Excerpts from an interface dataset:
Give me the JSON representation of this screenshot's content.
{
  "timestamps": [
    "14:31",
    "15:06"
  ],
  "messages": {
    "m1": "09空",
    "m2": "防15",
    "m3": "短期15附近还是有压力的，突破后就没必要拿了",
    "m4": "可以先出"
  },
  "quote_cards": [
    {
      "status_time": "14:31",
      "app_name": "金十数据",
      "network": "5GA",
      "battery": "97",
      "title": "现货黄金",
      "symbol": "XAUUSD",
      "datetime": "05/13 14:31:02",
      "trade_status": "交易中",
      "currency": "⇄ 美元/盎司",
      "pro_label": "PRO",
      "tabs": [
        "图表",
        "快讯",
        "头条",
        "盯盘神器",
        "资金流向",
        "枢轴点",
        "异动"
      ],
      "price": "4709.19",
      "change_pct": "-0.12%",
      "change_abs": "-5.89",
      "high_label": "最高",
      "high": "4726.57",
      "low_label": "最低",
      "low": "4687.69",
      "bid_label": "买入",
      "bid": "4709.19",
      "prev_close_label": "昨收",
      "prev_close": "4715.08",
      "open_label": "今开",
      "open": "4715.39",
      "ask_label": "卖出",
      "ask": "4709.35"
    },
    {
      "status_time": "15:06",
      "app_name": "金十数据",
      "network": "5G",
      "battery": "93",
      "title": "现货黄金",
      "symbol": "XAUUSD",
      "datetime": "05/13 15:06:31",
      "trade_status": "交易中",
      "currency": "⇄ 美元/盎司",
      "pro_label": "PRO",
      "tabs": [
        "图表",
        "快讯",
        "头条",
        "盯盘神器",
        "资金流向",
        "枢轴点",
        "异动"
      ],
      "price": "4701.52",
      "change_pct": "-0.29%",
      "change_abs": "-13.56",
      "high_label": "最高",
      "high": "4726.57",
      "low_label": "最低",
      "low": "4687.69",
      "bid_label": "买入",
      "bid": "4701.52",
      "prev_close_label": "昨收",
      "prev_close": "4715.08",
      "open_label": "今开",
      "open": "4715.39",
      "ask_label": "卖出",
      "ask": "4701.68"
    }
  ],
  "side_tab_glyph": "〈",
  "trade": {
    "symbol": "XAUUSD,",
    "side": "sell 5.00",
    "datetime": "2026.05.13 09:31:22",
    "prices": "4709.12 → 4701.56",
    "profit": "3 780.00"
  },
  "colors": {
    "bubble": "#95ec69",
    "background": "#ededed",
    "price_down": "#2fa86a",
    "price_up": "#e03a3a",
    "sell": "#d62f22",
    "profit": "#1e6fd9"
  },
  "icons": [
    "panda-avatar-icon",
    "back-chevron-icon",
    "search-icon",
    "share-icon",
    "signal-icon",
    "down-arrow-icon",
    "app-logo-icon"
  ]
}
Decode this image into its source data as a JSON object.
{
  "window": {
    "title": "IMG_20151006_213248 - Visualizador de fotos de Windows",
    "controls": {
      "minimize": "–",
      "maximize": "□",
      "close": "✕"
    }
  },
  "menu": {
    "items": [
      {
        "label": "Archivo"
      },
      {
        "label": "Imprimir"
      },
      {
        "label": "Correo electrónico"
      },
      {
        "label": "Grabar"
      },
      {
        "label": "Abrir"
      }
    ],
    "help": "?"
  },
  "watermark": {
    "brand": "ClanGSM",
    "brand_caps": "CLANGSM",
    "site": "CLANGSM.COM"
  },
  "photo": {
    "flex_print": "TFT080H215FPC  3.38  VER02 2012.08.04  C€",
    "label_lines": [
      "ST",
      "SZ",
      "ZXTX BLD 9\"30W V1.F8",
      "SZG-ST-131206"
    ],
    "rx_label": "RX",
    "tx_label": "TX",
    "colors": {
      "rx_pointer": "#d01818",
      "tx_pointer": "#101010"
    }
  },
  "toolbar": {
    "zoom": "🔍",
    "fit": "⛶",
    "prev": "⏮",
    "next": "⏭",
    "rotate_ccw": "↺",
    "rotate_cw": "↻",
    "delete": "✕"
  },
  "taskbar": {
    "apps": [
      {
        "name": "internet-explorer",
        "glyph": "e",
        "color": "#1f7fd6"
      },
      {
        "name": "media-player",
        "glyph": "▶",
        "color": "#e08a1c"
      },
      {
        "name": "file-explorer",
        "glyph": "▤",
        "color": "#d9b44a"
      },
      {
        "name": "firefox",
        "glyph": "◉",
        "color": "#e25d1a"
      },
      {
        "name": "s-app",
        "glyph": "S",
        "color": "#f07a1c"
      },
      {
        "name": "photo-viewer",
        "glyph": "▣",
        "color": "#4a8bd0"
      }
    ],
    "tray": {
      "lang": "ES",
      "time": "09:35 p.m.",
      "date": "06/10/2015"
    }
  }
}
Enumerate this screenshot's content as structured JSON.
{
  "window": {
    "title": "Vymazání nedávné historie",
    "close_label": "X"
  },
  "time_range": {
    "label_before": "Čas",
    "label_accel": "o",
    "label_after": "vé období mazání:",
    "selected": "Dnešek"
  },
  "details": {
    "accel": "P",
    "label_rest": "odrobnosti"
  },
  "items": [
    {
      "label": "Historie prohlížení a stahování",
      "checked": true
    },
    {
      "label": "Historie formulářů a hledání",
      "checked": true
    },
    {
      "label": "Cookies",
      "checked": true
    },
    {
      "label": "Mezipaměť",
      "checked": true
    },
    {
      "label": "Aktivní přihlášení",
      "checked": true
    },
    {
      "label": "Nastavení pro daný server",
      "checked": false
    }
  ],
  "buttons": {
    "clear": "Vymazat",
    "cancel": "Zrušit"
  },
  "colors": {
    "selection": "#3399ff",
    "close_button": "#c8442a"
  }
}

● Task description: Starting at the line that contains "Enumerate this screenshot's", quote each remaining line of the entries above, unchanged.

● Answer box:
Enumerate this screenshot's content as structured JSON.
{
  "window": {
    "title": "Vymazání nedávné historie",
    "close_label": "X"
  },
  "time_range": {
    "label_before": "Čas",
    "label_accel": "o",
    "label_after": "vé období mazání:",
    "selected": "Dnešek"
  },
  "details": {
    "accel": "P",
    "label_rest": "odrobnosti"
  },
  "items": [
    {
      "label": "Historie prohlížení a stahování",
      "checked": true
    },
    {
      "label": "Historie formulářů a hledání",
      "checked": true
    },
    {
      "label": "Cookies",
      "checked": true
    },
    {
      "label": "Mezipaměť",
      "checked": true
    },
    {
      "label": "Aktivní přihlášení",
      "checked": true
    },
    {
      "label": "Nastavení pro daný server",
      "checked": false
    }
  ],
  "buttons": {
    "clear": "Vymazat",
    "cancel": "Zrušit"
  },
  "colors": {
    "selection": "#3399ff",
    "close_button": "#c8442a"
  }
}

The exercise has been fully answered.